A Douglas County judge is expected to rule next week on whether or not Nikko Jenkins is competent to be sentenced for four murders. He could be facing the death penalty.
Jenkins' attorneys are trying to convince a judge that things have changed and that Jenkins, who has already been found guilty, shouldn't be punished yet.
Jenkins showed up for court Thursday wearing glasses and rubbing salve on cuts to his eyes and lips. Investigators called it recent self-mutilation.
Thursday brought more than six hours of arguments similar to the competency hearing in February in which Judge Bataillon ruled Jenkins competent.
The state doesn't think much has changed since then.
The public was pushed back from the judge's doors and behind metal detectors Thursday. There were reports that Jenkins wanted to try to grab a deputy's gun and be killed in the process. Jenkins was brought in strapped to a wheelchair out of our sight.
The case boiled down to this:
Two doctors hired by the state saw Jenkins in Lincoln last month. Both said he was competent to be sentenced. Both said he was faking mental illness and knew full well what was ahead of him - possibly the death penalty.
But the public defender's office brought in three of its own psychiatrists including a woman who examined Jenkins when he was eight because he had brought a gun to school and had chased his sister around the house with a knife. She said that he had the signs of mental illness then.
Dr. Bruce Gutnik is key to Jenkins case. He ruled him incompetent for trial and incompetent for sentencing saying it is clear that Jenkins is delusional, has hallucinations and is bi-polar -- all the chalk-up for mental health treatment rather than sentencing.
One man who didn't testify but had the most to say during the hearing was State Senator Ernie Chambers. He spent his birthday in court and he told us Jenkins will never see the light of day but the system will not execute him because he's been sick since he was a child.
Chambers said, "Nikko Jenkins is not going to be executed. This exercise might make some people feel good like pulling wings from a butterfly, or sticking pins in a beetle's eyes. It's not going to bring the result that they want."

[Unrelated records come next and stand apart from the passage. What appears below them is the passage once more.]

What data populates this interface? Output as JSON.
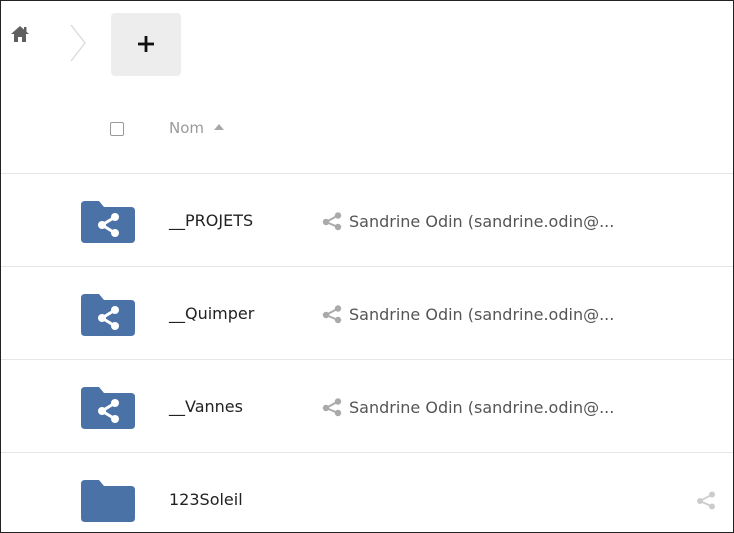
{
  "toolbar": {
    "home_icon": "home-icon",
    "separator_icon": "chevron-right-icon",
    "add_label": "+"
  },
  "header": {
    "name_column_label": "Nom",
    "sort_icon": "caret-up-icon"
  },
  "files": [
    {
      "name": "__PROJETS",
      "shared": true,
      "owner": "Sandrine Odin (sandrine.odin@..."
    },
    {
      "name": "__Quimper",
      "shared": true,
      "owner": "Sandrine Odin (sandrine.odin@..."
    },
    {
      "name": "__Vannes",
      "shared": true,
      "owner": "Sandrine Odin (sandrine.odin@..."
    },
    {
      "name": "123Soleil",
      "shared": false,
      "owner": ""
    }
  ],
  "colors": {
    "folder": "#4a72a6",
    "share_icon": "#aaaaaa",
    "border": "#e6e6e6",
    "add_button_bg": "#ededed"
  }
}
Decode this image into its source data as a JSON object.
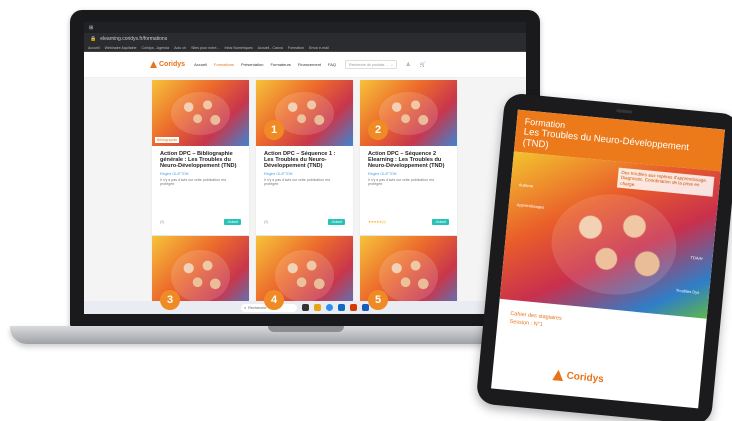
{
  "browser": {
    "url": "elearning.coridys.fr/formations",
    "bookmarks": [
      "Accueil",
      "Webinaire Aquitaine",
      "Coridys - Agenda",
      "Actu ch",
      "Sites pour notre...",
      "Infos Numériques",
      "Accueil - Canva",
      "Formation",
      "Envoi e-mail"
    ]
  },
  "site": {
    "logo": "Coridys",
    "nav": [
      "Accueil",
      "Formations",
      "Présentation",
      "Formateurs",
      "Financement",
      "FAQ"
    ],
    "active_nav": "Formations",
    "search_placeholder": "Recherche de produits…"
  },
  "cards": [
    {
      "badge": "",
      "tag": "Bibliographie",
      "title": "Action DPC – Bibliographie générale : Les Troubles du Neuro-Développement (TND)",
      "author": "Régine GUITTON",
      "desc": "Il n'y a pas d'avis sur cette publication est protégée.",
      "rating": "(0)",
      "price": "Gratuit"
    },
    {
      "badge": "1",
      "tag": "",
      "title": "Action DPC – Séquence 1 : Les Troubles du Neuro-Développement (TND)",
      "author": "Régine GUITTON",
      "desc": "Il n'y a pas d'avis sur cette publication est protégée.",
      "rating": "(0)",
      "price": "Gratuit"
    },
    {
      "badge": "2",
      "tag": "",
      "title": "Action DPC – Séquence 2 Elearning : Les Troubles du Neuro-Développement (TND)",
      "author": "Régine GUITTON",
      "desc": "Il n'y a pas d'avis sur cette publication est protégée.",
      "rating": "★★★★★ (1)",
      "price": "Gratuit"
    }
  ],
  "cards_row2_badges": [
    "3",
    "4",
    "5"
  ],
  "taskbar": {
    "search": "Recherche"
  },
  "tablet": {
    "heading_1": "Formation",
    "heading_2": "Les Troubles du Neuro-Développement (TND)",
    "note": "Des troubles aux repères d'apprentissage. Diagnostic. Coordination de la prise en charge.",
    "labels": [
      "Autisme",
      "Apprentissages",
      "TDA/H",
      "Troubles Dys"
    ],
    "body_1": "Cahier des stagiaires",
    "body_2": "Session : N°1",
    "logo": "Coridys"
  },
  "colors": {
    "brand_orange": "#e8731a",
    "accent_teal": "#27c2b6",
    "link_blue": "#4aa3df"
  }
}
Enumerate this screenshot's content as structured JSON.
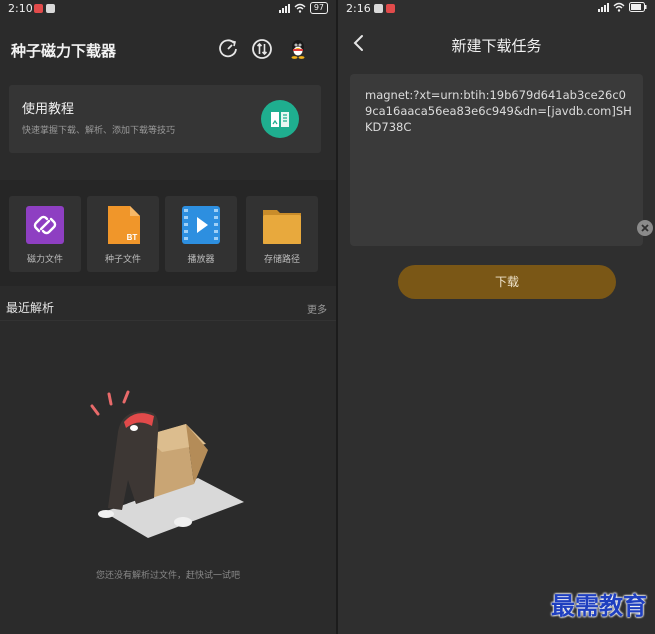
{
  "left": {
    "status": {
      "time": "2:10",
      "battery": "97"
    },
    "app_title": "种子磁力下载器",
    "tutorial": {
      "title": "使用教程",
      "subtitle": "快速掌握下载、解析、添加下载等技巧"
    },
    "tiles": [
      {
        "label": "磁力文件",
        "icon": "magnet-link-icon",
        "color": "#8e3fc2"
      },
      {
        "label": "种子文件",
        "icon": "bt-file-icon",
        "color": "#f0962a",
        "badge": "BT"
      },
      {
        "label": "播放器",
        "icon": "player-icon",
        "color": "#2d8fe0"
      },
      {
        "label": "存储路径",
        "icon": "folder-icon",
        "color": "#e8a93d"
      }
    ],
    "recent": {
      "title": "最近解析",
      "more": "更多",
      "empty_text": "您还没有解析过文件，赶快试一试吧"
    }
  },
  "right": {
    "status": {
      "time": "2:16"
    },
    "title": "新建下载任务",
    "magnet_value": "magnet:?xt=urn:btih:19b679d641ab3ce26c09ca16aaca56ea83e6c949&dn=[javdb.com]SHKD738C",
    "download_label": "下载"
  },
  "watermark": "最需教育",
  "colors": {
    "accent_button": "#7a5716",
    "tutorial_icon": "#1fae8f"
  }
}
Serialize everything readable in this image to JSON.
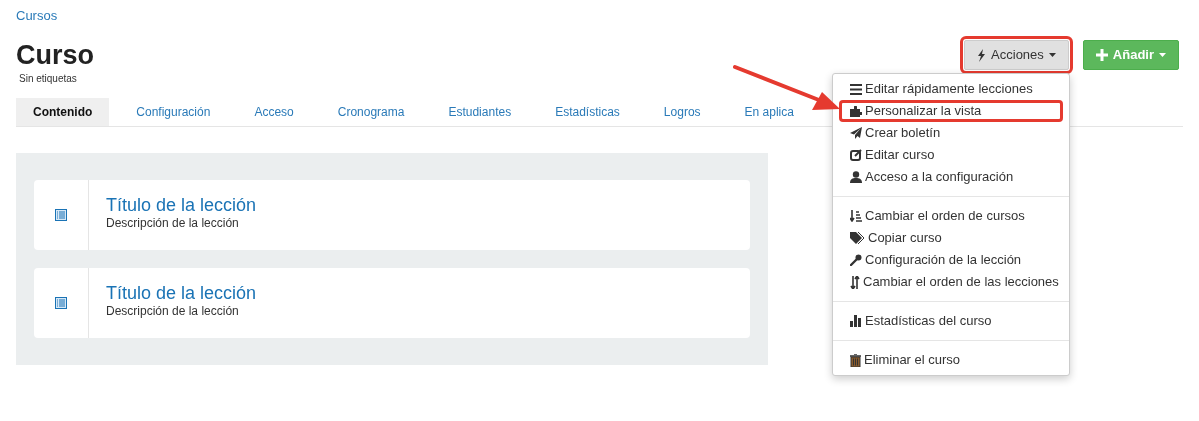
{
  "breadcrumb": "Cursos",
  "title": "Curso",
  "tags_note": "Sin etiquetas",
  "actions": [
    {
      "label": "Acciones",
      "kind": "actions",
      "highlighted": true
    },
    {
      "label": "Añadir",
      "kind": "add",
      "highlighted": false
    }
  ],
  "tabs": [
    {
      "label": "Contenido",
      "selected": true
    },
    {
      "label": "Configuración",
      "selected": false
    },
    {
      "label": "Acceso",
      "selected": false
    },
    {
      "label": "Cronograma",
      "selected": false
    },
    {
      "label": "Estudiantes",
      "selected": false
    },
    {
      "label": "Estadísticas",
      "selected": false
    },
    {
      "label": "Logros",
      "selected": false
    },
    {
      "label": "En aplica",
      "selected": false
    }
  ],
  "lessons": [
    {
      "title": "Título de la lección",
      "description": "Descripción de la lección"
    },
    {
      "title": "Título de la lección",
      "description": "Descripción de la lección"
    }
  ],
  "menu": {
    "groups": [
      [
        {
          "label": "Editar rápidamente lecciones",
          "highlighted": false
        },
        {
          "label": "Personalizar la vista",
          "highlighted": true
        },
        {
          "label": "Crear boletín",
          "highlighted": false
        },
        {
          "label": "Editar curso",
          "highlighted": false
        },
        {
          "label": "Acceso a la configuración",
          "highlighted": false
        }
      ],
      [
        {
          "label": "Cambiar el orden de cursos",
          "highlighted": false
        },
        {
          "label": "Copiar curso",
          "highlighted": false
        },
        {
          "label": "Configuración de la lección",
          "highlighted": false
        },
        {
          "label": "Cambiar el orden de las lecciones",
          "highlighted": false
        }
      ],
      [
        {
          "label": "Estadísticas del curso",
          "highlighted": false
        }
      ],
      [
        {
          "label": "Eliminar el curso",
          "highlighted": false
        }
      ]
    ]
  }
}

Senator Chambers believes the Jenkins case should be stopped and started over with a clean slate. He said there is precedent that it could be done.
The three-judge panel is still set to consider the death penalty August 11th. We'll find out if that changes next week when the judge rules on competency.